It was the first major West Bank evacuation since a violent 2006 confrontation at the outpost of Amona. Settlers attempted to go back into the four-story structure, but soldiers formed a human chain around the house to keep them from doing so.

Israel Defense Forces spokeswoman Maj. Avital Leibovitz said the evacuation of the house, one of the most volatile flashpoints in the West Bank, was completed in about 20 minutes.

Scenes of violence played themselves out as some 600 soldiers and policemen started to evict the settlers. TV images showed two young girls punching and hitting soldiers. Security forces in full riot gear used stun grenades and tear gas to repel the settlers.

The security forces took over the house in a surprise operation. Then they began dragging out the 250 people inside one by one, their hands and legs held by teams of two or four officers.

Nearby, fist fights broke out between settler youths and Palestinians in the area. Magen David Adom emergency services deployed two helicopters along with a fleet of ambulances to the scene to evacuate the wounded.

Right-wing activists blocked the main road to Jerusalem on Thursday afternoon, and scuffled with police who tried to disperse them.

Defense Minister Ehud Barak said he ordered the army to evict the settlers after all attempts to persuade them to leave peacefully failed. Barak had met with settler leaders earlier in the day and the sides failed to reach a compromise.

The evacuation of the disputed house caught settlers by surprise, though Barak had earlier in the day ordered community leaders to vacate the house to enable quicker legal proceedings over the matter.

Barak met earlier Thursday with settler leaders in a last-ditch effort to strike a deal over the disputed building. The meeting yielded little compromise and Barak told the settlers to vacate the house in accordance with the High Court's November 16 ruling, even before legal proceedings over ownership of the building was complete.

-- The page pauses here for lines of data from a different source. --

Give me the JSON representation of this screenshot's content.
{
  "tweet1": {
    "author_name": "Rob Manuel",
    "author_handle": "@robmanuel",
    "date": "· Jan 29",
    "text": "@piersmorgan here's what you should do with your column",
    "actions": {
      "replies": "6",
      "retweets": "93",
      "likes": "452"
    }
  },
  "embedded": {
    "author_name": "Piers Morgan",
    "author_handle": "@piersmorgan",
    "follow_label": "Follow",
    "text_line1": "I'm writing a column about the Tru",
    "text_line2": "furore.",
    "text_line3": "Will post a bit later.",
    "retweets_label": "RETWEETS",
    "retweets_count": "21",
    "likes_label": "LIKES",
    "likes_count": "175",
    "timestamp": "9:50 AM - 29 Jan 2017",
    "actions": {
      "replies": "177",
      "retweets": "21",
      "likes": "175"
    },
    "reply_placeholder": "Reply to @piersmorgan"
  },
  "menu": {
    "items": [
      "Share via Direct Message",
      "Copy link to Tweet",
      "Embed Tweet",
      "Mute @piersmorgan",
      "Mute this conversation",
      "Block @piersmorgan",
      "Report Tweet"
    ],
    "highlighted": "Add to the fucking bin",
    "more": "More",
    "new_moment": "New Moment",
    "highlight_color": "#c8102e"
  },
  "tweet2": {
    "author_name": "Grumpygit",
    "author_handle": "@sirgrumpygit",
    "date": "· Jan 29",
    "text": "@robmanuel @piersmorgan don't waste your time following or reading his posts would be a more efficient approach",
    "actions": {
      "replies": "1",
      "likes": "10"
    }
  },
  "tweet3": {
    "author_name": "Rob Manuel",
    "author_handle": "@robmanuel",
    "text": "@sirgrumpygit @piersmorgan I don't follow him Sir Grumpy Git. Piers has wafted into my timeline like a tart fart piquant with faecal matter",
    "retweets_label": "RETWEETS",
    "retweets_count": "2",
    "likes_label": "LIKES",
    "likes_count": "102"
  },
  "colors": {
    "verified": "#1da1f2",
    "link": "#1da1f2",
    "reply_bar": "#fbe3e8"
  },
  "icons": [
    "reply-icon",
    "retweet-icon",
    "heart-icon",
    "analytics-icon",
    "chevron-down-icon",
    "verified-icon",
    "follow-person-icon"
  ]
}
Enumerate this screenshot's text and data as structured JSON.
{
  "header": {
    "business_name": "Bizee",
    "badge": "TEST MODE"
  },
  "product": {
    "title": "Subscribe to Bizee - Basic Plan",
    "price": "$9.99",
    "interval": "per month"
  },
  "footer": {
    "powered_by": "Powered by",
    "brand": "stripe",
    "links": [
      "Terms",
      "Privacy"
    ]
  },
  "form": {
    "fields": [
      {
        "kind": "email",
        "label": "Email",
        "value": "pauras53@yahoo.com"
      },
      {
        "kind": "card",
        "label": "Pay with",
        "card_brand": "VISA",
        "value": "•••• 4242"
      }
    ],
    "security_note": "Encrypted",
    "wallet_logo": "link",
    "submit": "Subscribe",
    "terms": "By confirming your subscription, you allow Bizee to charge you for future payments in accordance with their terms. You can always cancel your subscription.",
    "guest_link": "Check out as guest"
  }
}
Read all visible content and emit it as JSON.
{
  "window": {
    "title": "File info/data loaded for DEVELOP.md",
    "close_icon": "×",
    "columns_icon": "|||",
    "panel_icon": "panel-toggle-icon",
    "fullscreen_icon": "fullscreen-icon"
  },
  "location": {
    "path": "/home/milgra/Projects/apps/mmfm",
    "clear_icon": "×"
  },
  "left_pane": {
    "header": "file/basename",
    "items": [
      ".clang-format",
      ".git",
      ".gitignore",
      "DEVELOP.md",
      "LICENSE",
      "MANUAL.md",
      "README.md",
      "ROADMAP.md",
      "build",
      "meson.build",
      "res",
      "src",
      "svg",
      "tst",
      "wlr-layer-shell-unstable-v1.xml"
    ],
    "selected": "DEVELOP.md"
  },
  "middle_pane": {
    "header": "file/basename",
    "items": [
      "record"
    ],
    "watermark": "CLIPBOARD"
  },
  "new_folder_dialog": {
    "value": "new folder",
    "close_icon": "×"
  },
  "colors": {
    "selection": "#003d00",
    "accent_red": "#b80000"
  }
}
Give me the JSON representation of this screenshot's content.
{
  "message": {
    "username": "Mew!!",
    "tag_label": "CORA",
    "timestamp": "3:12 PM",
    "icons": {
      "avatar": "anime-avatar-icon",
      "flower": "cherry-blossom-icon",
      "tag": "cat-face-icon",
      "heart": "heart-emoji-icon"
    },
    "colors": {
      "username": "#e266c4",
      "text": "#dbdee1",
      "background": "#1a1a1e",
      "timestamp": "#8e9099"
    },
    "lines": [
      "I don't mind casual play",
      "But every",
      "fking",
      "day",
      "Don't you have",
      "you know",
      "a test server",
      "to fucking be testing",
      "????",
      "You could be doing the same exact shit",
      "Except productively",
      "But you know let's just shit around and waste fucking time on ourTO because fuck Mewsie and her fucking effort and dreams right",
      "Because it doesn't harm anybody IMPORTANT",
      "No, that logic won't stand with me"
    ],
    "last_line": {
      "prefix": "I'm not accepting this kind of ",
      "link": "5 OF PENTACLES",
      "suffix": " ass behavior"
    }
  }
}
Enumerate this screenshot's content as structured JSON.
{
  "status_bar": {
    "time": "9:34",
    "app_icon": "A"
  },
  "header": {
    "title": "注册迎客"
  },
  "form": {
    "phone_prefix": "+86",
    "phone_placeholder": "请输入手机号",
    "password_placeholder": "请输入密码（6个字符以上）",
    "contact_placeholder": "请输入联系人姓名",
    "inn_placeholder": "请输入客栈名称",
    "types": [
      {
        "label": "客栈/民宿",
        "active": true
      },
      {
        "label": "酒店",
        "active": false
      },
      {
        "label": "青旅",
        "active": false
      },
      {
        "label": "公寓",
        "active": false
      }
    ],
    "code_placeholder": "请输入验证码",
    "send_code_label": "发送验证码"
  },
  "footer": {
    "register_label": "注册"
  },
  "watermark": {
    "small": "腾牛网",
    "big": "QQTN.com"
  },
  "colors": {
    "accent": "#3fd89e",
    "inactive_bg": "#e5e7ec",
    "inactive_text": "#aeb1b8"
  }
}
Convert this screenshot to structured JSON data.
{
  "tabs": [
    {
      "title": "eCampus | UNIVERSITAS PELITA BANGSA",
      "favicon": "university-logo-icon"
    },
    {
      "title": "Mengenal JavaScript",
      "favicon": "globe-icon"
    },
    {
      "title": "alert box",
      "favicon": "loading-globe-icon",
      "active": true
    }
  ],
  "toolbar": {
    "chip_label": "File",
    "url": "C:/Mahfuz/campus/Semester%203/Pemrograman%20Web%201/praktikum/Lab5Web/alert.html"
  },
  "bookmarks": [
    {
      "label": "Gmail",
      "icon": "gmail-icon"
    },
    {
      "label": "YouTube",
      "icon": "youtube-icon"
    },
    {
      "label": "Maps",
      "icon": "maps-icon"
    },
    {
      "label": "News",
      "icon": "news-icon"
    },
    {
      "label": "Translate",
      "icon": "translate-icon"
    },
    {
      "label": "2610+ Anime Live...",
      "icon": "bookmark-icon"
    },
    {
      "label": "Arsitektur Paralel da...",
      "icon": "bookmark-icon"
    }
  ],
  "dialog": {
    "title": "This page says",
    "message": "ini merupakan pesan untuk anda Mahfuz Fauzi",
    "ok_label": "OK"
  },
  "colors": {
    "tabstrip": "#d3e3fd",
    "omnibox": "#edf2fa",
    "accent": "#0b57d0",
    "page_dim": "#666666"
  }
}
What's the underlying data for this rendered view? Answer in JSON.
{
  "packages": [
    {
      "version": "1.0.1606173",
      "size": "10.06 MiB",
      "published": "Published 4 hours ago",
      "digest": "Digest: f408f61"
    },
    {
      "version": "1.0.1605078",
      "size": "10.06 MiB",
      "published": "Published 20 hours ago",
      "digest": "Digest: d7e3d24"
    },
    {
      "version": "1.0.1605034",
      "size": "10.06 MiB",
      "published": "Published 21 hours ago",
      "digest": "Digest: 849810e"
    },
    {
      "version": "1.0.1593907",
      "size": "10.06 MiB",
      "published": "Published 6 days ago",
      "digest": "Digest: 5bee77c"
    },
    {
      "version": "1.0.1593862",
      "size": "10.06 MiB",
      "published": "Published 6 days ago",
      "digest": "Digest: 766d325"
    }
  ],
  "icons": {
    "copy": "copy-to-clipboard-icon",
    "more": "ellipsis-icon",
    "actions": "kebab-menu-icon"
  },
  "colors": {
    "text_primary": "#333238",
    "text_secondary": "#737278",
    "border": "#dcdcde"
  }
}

"This house ... will be evacuated and will be guarded by the IDF [Israel Defense Forces] and the state until the court rules on its ownership," Barak said during talks with settler leaders in Tel Aviv, saying the youths who clashed with Palestinians and IDF soldiers were "reckless."

During the meeting, which was set to be held Wednesday and canceled twice, Barak said that immediate evacuation of the house would enable legal authorities to expedite proceedings over the ownership claims.

"Citizens must accept the state's authority," said Barak, referring to the settler youth who refuse to evacuate the property. "We will not allow extreme elements to undermine the authority of the state and its foundation."